- _What to do_:
Using the entries that follow, report the number of lines that include the string "title", without any other text.

[Component data from apps and pages]
== Segment start ==
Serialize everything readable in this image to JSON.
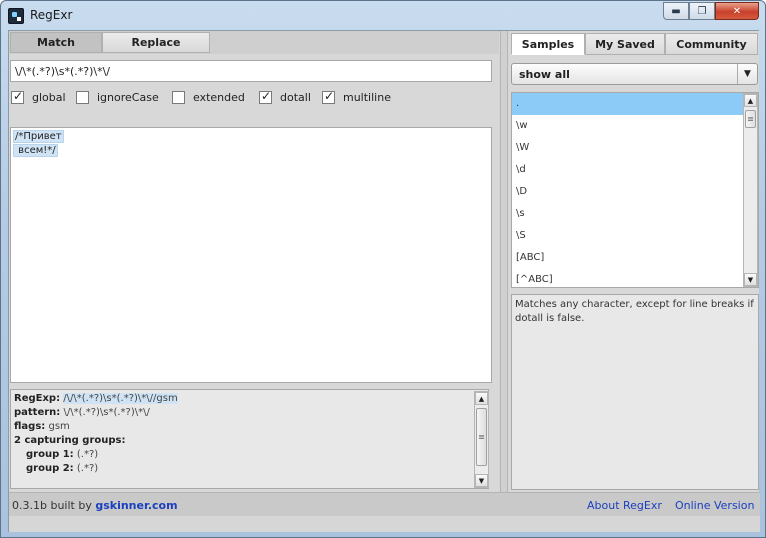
{
  "window": {
    "title": "RegExr",
    "minimize_glyph": "▬",
    "maximize_glyph": "❐",
    "close_glyph": "✕"
  },
  "left_tabs": {
    "match": "Match",
    "replace": "Replace"
  },
  "regex": {
    "value": "\\/\\*(.*?)\\s*(.*?)\\*\\/"
  },
  "flags": [
    {
      "label": "global",
      "checked": true
    },
    {
      "label": "ignoreCase",
      "checked": false
    },
    {
      "label": "extended",
      "checked": false
    },
    {
      "label": "dotall",
      "checked": true
    },
    {
      "label": "multiline",
      "checked": true
    }
  ],
  "source_text": {
    "line1": "/*Привет",
    "line2": " всем!*/"
  },
  "info": {
    "regexp_label": "RegExp:",
    "regexp_value": "/\\/\\*(.*?)\\s*(.*?)\\*\\//gsm",
    "pattern_label": "pattern:",
    "pattern_value": "\\/\\*(.*?)\\s*(.*?)\\*\\/",
    "flags_label": "flags:",
    "flags_value": "gsm",
    "groups_label": "2 capturing groups:",
    "group1_label": "group 1:",
    "group1_value": "(.*?)",
    "group2_label": "group 2:",
    "group2_value": "(.*?)"
  },
  "status": {
    "version": "0.3.1b built by ",
    "author_link": "gskinner.com",
    "about": "About RegExr",
    "online": "Online Version"
  },
  "right_tabs": {
    "samples": "Samples",
    "my_saved": "My Saved",
    "community": "Community"
  },
  "dropdown": {
    "selected": "show all",
    "arrow": "▼"
  },
  "samples": [
    ".",
    "\\w",
    "\\W",
    "\\d",
    "\\D",
    "\\s",
    "\\S",
    "[ABC]",
    "[^ABC]"
  ],
  "selected_sample_index": 0,
  "description": "Matches any character, except for line breaks if dotall is false.",
  "scroll_glyphs": {
    "up": "▲",
    "down": "▼"
  },
  "colors": {
    "selection": "#8ccbf7",
    "match_highlight": "#cfe3f5",
    "link": "#1a3fbf"
  }
}
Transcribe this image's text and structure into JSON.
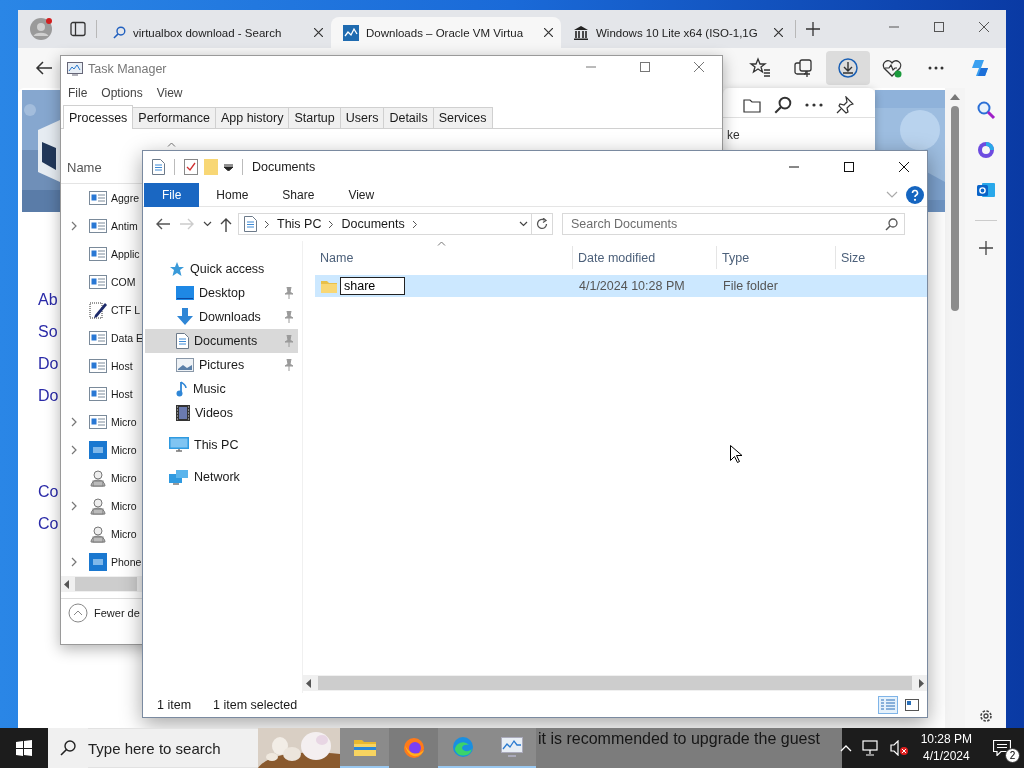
{
  "browser": {
    "tabs": [
      {
        "title": "virtualbox download - Search",
        "kind": "search",
        "selected": false
      },
      {
        "title": "Downloads – Oracle VM Virtua",
        "kind": "vbox",
        "selected": true
      },
      {
        "title": "Windows 10 Lite x64 (ISO-1,1G",
        "kind": "archive",
        "selected": false
      }
    ],
    "downloads_open": true,
    "downloads_panel": {
      "text": "ke"
    },
    "page_links": [
      [
        "Ab",
        "So",
        "Do",
        "Do"
      ],
      [
        "Co",
        "Co"
      ]
    ],
    "page_text": "it is recommended to upgrade the guest"
  },
  "task_manager": {
    "title": "Task Manager",
    "menu": [
      "File",
      "Options",
      "View"
    ],
    "tabs": [
      {
        "label": "Processes",
        "selected": true
      },
      {
        "label": "Performance",
        "selected": false
      },
      {
        "label": "App history",
        "selected": false
      },
      {
        "label": "Startup",
        "selected": false
      },
      {
        "label": "Users",
        "selected": false
      },
      {
        "label": "Details",
        "selected": false
      },
      {
        "label": "Services",
        "selected": false
      }
    ],
    "column": "Name",
    "rows": [
      {
        "name": "Aggre",
        "expandable": false,
        "kind": "app"
      },
      {
        "name": "Antim",
        "expandable": true,
        "kind": "app"
      },
      {
        "name": "Applic",
        "expandable": false,
        "kind": "app"
      },
      {
        "name": "COM",
        "expandable": false,
        "kind": "app"
      },
      {
        "name": "CTF L",
        "expandable": false,
        "kind": "edit"
      },
      {
        "name": "Data E",
        "expandable": false,
        "kind": "app"
      },
      {
        "name": "Host",
        "expandable": false,
        "kind": "app"
      },
      {
        "name": "Host",
        "expandable": false,
        "kind": "app"
      },
      {
        "name": "Micro",
        "expandable": true,
        "kind": "app"
      },
      {
        "name": "Micro",
        "expandable": true,
        "kind": "tile"
      },
      {
        "name": "Micro",
        "expandable": false,
        "kind": "user"
      },
      {
        "name": "Micro",
        "expandable": true,
        "kind": "user"
      },
      {
        "name": "Micro",
        "expandable": false,
        "kind": "user"
      },
      {
        "name": "Phone",
        "expandable": true,
        "kind": "tile"
      }
    ],
    "footer": "Fewer de"
  },
  "explorer": {
    "title": "Documents",
    "ribbon_tabs": [
      {
        "label": "File",
        "selected": true
      },
      {
        "label": "Home",
        "selected": false
      },
      {
        "label": "Share",
        "selected": false
      },
      {
        "label": "View",
        "selected": false
      }
    ],
    "breadcrumb": [
      "This PC",
      "Documents"
    ],
    "search": {
      "placeholder": "Search Documents"
    },
    "nav": [
      {
        "label": "Quick access",
        "kind": "quick",
        "selected": false,
        "children": [
          {
            "label": "Desktop",
            "kind": "desktop",
            "pinned": true,
            "selected": false
          },
          {
            "label": "Downloads",
            "kind": "downloads",
            "pinned": true,
            "selected": false
          },
          {
            "label": "Documents",
            "kind": "documents",
            "pinned": true,
            "selected": true
          },
          {
            "label": "Pictures",
            "kind": "pictures",
            "pinned": true,
            "selected": false
          },
          {
            "label": "Music",
            "kind": "music",
            "pinned": false,
            "selected": false
          },
          {
            "label": "Videos",
            "kind": "videos",
            "pinned": false,
            "selected": false
          }
        ]
      },
      {
        "label": "This PC",
        "kind": "pc",
        "selected": false
      },
      {
        "label": "Network",
        "kind": "network",
        "selected": false
      }
    ],
    "columns": [
      {
        "label": "Name",
        "sorted": true
      },
      {
        "label": "Date modified",
        "sorted": false
      },
      {
        "label": "Type",
        "sorted": false
      },
      {
        "label": "Size",
        "sorted": false
      }
    ],
    "rows": [
      {
        "name": "share",
        "date": "4/1/2024 10:28 PM",
        "type": "File folder",
        "selected": true,
        "renaming": true
      }
    ],
    "status": [
      "1 item",
      "1 item selected"
    ]
  },
  "taskbar": {
    "search": {
      "placeholder": "Type here to search"
    },
    "apps": [
      {
        "kind": "explorer",
        "running": true
      },
      {
        "kind": "firefox",
        "running": false
      },
      {
        "kind": "edge",
        "running": true
      },
      {
        "kind": "taskmgr",
        "running": true
      }
    ],
    "time": "10:28 PM",
    "date": "4/1/2024",
    "notifications": "2"
  }
}
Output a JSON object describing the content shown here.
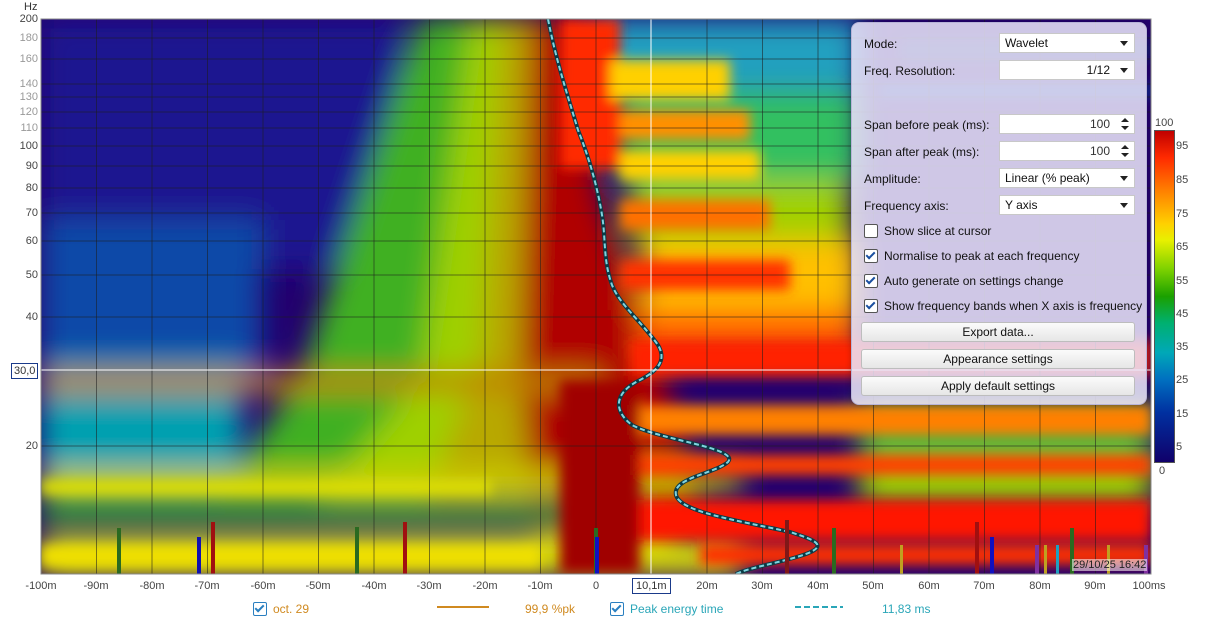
{
  "plot": {
    "y_unit": "Hz",
    "y_ticks": [
      "200",
      "180",
      "160",
      "140",
      "130",
      "120",
      "110",
      "100",
      "90",
      "80",
      "70",
      "60",
      "50",
      "40",
      "30,0",
      "20"
    ],
    "x_ticks": [
      "-100m",
      "-90m",
      "-80m",
      "-70m",
      "-60m",
      "-50m",
      "-40m",
      "-30m",
      "-20m",
      "-10m",
      "0",
      "10,1m",
      "20m",
      "30m",
      "40m",
      "50m",
      "60m",
      "70m",
      "80m",
      "90m",
      "100ms"
    ],
    "cursor_y": "30,0",
    "cursor_x": "10,1m",
    "timestamp": "29/10/25 16:42",
    "colors": {
      "line": "#6fc8d8",
      "cursor": "#ffffff"
    }
  },
  "colorbar": {
    "top_label": "100",
    "bottom_label": "0",
    "ticks": [
      "95",
      "85",
      "75",
      "65",
      "55",
      "45",
      "35",
      "25",
      "15",
      "5"
    ]
  },
  "panel": {
    "mode_label": "Mode:",
    "mode_value": "Wavelet",
    "freq_res_label": "Freq. Resolution:",
    "freq_res_value": "1/12",
    "span_before_label": "Span before peak (ms):",
    "span_before_value": "100",
    "span_after_label": "Span after peak (ms):",
    "span_after_value": "100",
    "amplitude_label": "Amplitude:",
    "amplitude_value": "Linear (% peak)",
    "freq_axis_label": "Frequency axis:",
    "freq_axis_value": "Y axis",
    "show_slice_label": "Show slice at cursor",
    "show_slice_checked": false,
    "normalise_label": "Normalise to peak at each frequency",
    "normalise_checked": true,
    "auto_generate_label": "Auto generate on settings change",
    "auto_generate_checked": true,
    "show_bands_label": "Show frequency bands when X axis is frequency",
    "show_bands_checked": true,
    "export_label": "Export data...",
    "appearance_label": "Appearance settings",
    "defaults_label": "Apply default settings"
  },
  "legend": {
    "series1_name": "oct. 29",
    "series1_value": "99,9 %pk",
    "series1_color": "#d08a20",
    "series2_name": "Peak energy time",
    "series2_value": "11,83 ms",
    "series2_color": "#2aa6b8"
  }
}
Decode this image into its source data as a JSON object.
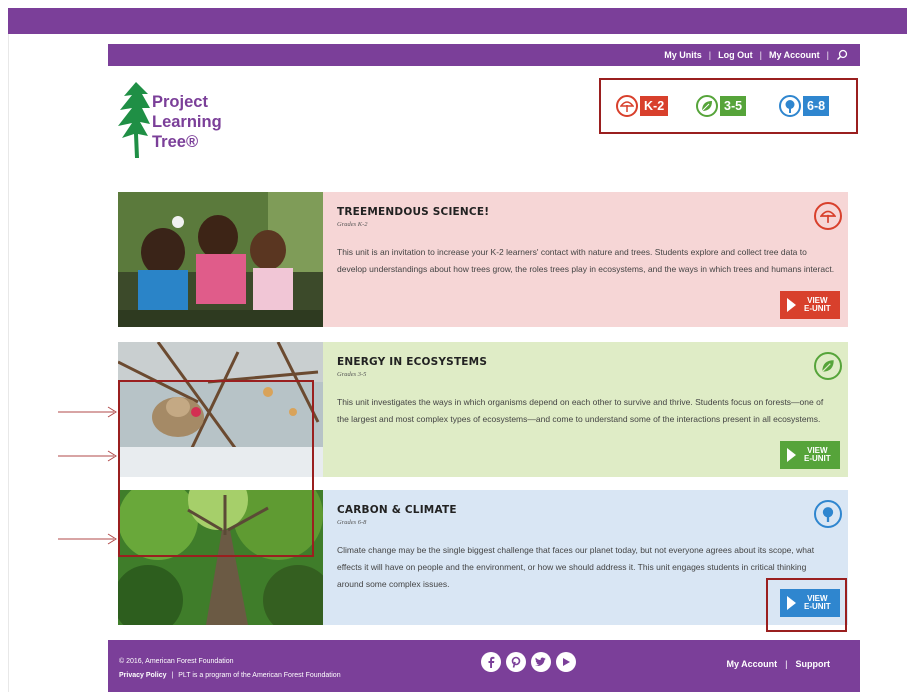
{
  "topnav": {
    "my_units": "My Units",
    "log_out": "Log Out",
    "my_account": "My Account",
    "sep": "|"
  },
  "logo": {
    "line1": "Project",
    "line2": "Learning",
    "line3": "Tree®"
  },
  "grades": [
    {
      "label": "K-2",
      "color": "#d8402c",
      "icon": "umbrella-tree-icon"
    },
    {
      "label": "3-5",
      "color": "#56a43a",
      "icon": "leaf-icon"
    },
    {
      "label": "6-8",
      "color": "#2f86cf",
      "icon": "tree-icon"
    }
  ],
  "units": [
    {
      "title": "TREEMENDOUS SCIENCE!",
      "grades": "Grades K-2",
      "description": "This unit is an invitation to increase your K-2 learners' contact with nature and trees. Students explore and collect tree data to develop understandings about how trees grow, the roles trees play in ecosystems, and the ways in which trees and humans interact.",
      "button": "VIEW E-UNIT",
      "btn_line1": "VIEW",
      "btn_line2": "E-UNIT",
      "color": "#d8402c"
    },
    {
      "title": "ENERGY IN ECOSYSTEMS",
      "grades": "Grades 3-5",
      "description": "This unit investigates the ways in which organisms depend on each other to survive and thrive. Students focus on forests—one of the largest and most complex types of ecosystems—and come to understand some of the interactions present in all ecosystems.",
      "button": "VIEW E-UNIT",
      "btn_line1": "VIEW",
      "btn_line2": "E-UNIT",
      "color": "#56a43a"
    },
    {
      "title": "CARBON & CLIMATE",
      "grades": "Grades 6-8",
      "description": "Climate change may be the single biggest challenge that faces our planet today, but not everyone agrees about its scope, what effects it will have on people and the environment, or how we should address it. This unit engages students in critical thinking around some complex issues.",
      "button": "VIEW E-UNIT",
      "btn_line1": "VIEW",
      "btn_line2": "E-UNIT",
      "color": "#2f86cf"
    }
  ],
  "footer": {
    "copyright": "© 2016, American Forest Foundation",
    "privacy": "Privacy Policy",
    "sep": "|",
    "program": "PLT is a program of the American Forest Foundation",
    "my_account": "My Account",
    "support": "Support",
    "social": [
      "facebook-icon",
      "pinterest-icon",
      "twitter-icon",
      "youtube-icon"
    ]
  },
  "colors": {
    "brand_purple": "#7b3f99",
    "highlight_red": "#9a1f1f"
  }
}
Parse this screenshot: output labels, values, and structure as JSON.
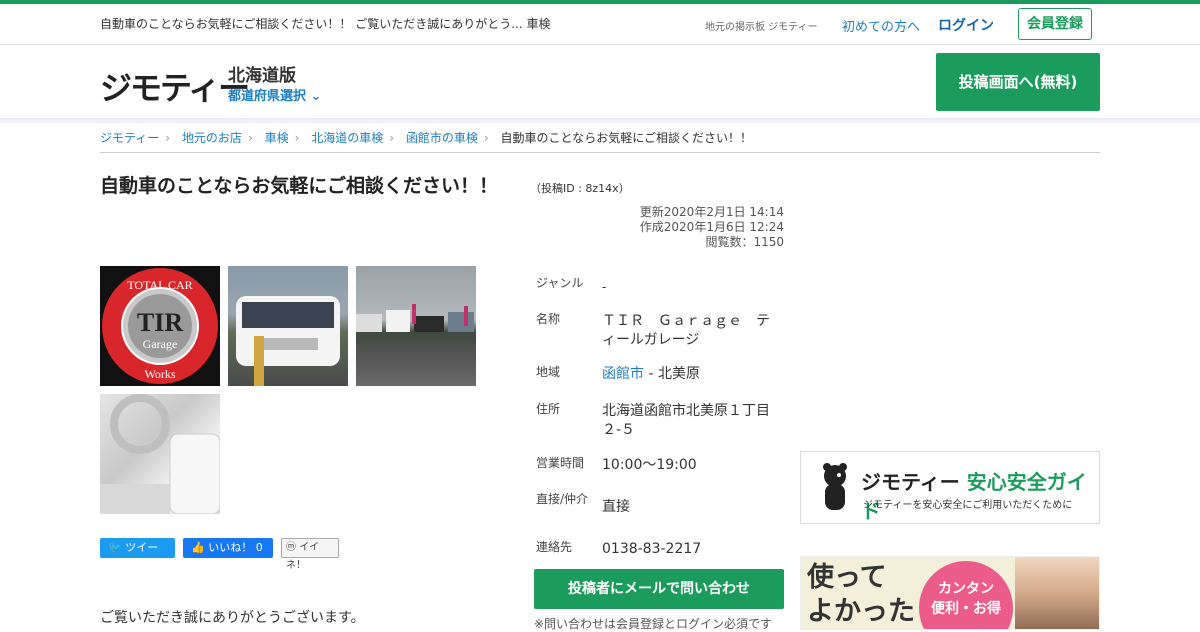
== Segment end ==
- _Written solution_:
9